“There will be errors, but not very serious errors, and nobody can do their calories anyway so what difference does it make?” says Marion Nestle, a nutritionist at New York University.

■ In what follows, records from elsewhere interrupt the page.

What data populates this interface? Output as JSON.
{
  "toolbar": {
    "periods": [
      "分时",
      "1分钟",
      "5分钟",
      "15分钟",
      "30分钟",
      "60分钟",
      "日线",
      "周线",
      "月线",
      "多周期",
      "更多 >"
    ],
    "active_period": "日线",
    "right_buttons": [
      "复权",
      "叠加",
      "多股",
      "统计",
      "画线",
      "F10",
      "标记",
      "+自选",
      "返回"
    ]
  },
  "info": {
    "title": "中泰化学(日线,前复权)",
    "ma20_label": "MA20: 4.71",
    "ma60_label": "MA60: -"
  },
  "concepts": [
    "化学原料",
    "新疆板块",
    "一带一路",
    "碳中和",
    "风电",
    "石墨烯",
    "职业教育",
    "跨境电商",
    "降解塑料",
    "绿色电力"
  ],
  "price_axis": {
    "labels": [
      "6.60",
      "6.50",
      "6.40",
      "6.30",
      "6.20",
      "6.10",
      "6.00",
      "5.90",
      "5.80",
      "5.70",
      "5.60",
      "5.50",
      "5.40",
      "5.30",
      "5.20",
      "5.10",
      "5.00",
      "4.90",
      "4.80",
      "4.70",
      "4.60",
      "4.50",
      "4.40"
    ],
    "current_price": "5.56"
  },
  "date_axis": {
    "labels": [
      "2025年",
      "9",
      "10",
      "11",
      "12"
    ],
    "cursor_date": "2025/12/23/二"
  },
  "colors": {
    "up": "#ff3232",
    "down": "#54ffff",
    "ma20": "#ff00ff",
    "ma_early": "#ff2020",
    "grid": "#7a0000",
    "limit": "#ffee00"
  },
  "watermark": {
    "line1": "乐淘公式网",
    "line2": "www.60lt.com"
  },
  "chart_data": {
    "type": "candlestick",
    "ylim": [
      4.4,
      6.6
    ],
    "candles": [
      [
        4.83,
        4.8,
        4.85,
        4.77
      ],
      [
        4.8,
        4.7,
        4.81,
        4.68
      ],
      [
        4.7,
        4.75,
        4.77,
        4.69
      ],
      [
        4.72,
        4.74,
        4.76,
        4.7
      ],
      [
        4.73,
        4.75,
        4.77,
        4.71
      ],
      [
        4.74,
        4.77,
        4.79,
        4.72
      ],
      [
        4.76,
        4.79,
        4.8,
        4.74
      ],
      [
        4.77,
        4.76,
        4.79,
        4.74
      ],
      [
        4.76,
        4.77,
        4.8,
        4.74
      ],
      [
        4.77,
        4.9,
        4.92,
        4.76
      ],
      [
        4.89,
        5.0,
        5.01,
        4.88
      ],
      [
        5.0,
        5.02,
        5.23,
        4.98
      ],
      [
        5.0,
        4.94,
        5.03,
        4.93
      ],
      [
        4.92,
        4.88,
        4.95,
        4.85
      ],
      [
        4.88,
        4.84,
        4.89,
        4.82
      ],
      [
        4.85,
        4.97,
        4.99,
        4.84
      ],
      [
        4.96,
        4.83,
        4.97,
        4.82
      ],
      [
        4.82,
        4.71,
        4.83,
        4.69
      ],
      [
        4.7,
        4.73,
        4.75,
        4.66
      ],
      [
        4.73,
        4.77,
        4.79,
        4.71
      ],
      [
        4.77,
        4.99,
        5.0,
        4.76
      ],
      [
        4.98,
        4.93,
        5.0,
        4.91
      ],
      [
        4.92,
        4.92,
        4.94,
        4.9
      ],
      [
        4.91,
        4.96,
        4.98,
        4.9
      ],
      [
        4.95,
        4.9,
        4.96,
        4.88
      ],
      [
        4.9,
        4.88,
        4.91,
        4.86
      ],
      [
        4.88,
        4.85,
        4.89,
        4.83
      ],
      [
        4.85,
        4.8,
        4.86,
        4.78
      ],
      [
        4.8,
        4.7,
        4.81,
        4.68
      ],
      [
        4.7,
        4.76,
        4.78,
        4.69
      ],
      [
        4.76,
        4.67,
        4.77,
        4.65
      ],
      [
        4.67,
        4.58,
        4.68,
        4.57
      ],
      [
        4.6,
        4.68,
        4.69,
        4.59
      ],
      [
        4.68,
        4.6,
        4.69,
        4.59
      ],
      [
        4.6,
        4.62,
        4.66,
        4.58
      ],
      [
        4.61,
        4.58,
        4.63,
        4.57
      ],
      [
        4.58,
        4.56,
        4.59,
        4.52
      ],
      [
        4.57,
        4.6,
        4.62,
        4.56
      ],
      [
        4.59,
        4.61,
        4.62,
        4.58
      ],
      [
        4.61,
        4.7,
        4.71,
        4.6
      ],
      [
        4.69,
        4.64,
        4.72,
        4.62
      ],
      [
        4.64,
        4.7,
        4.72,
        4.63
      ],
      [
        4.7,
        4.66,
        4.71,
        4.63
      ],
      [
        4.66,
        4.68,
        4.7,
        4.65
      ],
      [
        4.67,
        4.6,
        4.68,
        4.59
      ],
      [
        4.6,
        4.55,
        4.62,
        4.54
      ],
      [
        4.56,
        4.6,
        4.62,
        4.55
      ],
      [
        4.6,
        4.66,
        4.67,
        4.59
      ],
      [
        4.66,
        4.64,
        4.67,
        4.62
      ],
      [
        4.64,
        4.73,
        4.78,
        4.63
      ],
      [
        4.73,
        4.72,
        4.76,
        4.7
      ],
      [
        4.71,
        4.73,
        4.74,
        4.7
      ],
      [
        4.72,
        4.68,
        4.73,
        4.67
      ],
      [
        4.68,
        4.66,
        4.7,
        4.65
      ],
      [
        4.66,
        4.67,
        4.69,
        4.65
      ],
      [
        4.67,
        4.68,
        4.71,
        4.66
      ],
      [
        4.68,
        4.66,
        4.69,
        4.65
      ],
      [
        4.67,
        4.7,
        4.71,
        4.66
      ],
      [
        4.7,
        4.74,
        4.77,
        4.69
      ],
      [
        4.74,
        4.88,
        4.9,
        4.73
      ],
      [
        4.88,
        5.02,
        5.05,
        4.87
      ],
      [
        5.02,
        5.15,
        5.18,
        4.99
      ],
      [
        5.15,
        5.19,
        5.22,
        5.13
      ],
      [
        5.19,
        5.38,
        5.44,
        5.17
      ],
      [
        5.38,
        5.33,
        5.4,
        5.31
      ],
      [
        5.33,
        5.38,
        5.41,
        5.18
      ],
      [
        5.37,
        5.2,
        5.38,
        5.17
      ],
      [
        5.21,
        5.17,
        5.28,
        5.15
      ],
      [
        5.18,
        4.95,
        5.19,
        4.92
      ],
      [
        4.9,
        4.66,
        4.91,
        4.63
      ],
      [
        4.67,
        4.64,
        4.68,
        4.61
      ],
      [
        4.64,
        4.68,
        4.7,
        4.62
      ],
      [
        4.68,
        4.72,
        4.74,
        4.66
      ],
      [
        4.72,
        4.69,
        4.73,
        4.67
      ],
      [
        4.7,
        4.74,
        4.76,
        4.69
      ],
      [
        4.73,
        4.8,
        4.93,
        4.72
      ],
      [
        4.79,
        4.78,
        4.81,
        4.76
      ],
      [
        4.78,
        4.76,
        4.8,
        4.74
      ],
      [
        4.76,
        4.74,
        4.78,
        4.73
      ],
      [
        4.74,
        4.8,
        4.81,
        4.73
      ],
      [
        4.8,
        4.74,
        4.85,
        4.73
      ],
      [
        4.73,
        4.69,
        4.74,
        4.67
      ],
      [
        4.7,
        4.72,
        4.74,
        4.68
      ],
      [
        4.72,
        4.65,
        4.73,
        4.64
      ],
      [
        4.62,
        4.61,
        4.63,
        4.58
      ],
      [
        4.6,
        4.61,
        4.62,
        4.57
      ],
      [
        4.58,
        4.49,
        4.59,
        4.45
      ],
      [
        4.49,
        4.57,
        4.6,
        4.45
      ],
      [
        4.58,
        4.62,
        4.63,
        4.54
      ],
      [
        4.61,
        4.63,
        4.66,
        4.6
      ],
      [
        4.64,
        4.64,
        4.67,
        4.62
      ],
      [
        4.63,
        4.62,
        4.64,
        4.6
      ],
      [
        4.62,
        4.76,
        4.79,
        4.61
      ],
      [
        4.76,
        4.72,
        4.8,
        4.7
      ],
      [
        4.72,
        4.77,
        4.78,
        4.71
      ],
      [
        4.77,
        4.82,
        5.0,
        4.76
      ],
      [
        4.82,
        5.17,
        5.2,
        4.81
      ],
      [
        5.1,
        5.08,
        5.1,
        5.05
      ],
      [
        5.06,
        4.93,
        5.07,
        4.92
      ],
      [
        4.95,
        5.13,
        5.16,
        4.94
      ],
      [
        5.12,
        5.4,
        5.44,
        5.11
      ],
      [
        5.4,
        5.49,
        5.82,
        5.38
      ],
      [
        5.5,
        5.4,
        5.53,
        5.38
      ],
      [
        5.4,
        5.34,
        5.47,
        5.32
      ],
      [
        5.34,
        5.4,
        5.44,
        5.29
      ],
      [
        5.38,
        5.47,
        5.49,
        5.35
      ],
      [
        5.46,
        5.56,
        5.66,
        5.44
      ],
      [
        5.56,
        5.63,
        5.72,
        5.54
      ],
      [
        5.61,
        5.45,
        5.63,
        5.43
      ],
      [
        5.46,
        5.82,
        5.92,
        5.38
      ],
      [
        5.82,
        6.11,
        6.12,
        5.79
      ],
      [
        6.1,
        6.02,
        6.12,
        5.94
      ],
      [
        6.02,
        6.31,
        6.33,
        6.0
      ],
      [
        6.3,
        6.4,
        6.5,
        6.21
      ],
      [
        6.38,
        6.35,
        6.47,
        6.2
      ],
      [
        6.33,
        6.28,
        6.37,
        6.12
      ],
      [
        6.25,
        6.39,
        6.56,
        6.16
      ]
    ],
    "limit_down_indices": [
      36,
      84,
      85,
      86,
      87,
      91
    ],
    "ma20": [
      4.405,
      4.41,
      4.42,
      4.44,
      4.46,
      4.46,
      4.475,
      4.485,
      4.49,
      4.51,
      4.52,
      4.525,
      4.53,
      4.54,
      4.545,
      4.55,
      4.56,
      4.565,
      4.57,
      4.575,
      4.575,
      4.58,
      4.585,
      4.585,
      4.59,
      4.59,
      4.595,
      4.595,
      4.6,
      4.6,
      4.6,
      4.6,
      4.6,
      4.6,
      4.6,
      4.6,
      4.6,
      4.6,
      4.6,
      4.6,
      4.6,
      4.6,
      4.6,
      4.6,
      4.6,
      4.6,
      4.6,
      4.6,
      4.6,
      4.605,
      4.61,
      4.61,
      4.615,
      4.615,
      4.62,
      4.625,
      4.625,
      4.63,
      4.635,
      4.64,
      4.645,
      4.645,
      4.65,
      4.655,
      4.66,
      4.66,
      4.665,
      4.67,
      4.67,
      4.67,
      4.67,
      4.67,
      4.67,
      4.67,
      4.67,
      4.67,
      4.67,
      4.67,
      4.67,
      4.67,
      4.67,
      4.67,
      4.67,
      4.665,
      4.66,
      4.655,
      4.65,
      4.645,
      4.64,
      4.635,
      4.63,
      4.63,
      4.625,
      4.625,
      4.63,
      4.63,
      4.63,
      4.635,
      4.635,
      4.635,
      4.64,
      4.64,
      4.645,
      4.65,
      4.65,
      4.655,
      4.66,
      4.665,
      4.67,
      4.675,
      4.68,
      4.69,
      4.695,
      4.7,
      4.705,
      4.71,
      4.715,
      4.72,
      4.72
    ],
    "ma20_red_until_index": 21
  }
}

Gotta’ love those nutritionists.The article gives a real-world example that is worth noting. Two foods may have similar calorie counts but end up being utilized (DIGESTED!) by the body in different ways. A brownie, filled with refined starches and sugars, may have a calorie rating of 250 and a “healthy” snack bar with “complex carbs” a rating of 300, yet the body will extract more calories from the brownie. The dieter counting calories is fooled by the system. But, it doesn’t really matter to nutritionists; no one does it right anyway, right? After the not-so-compelling browning/muslei bar example, the article actually talks about real food. What you quickly see is that trying to count calories becomes incredibly complex, and as our expanding waistlines have told us, does nothing to help reduce obesity. For my money, counting what you can’t count accurately doesn’t make a lot of sense. Paying attention to what you eat, and not just how much, seems more consistent with human health. Unless you think you really are a bonfire. Then burn, baby, burn.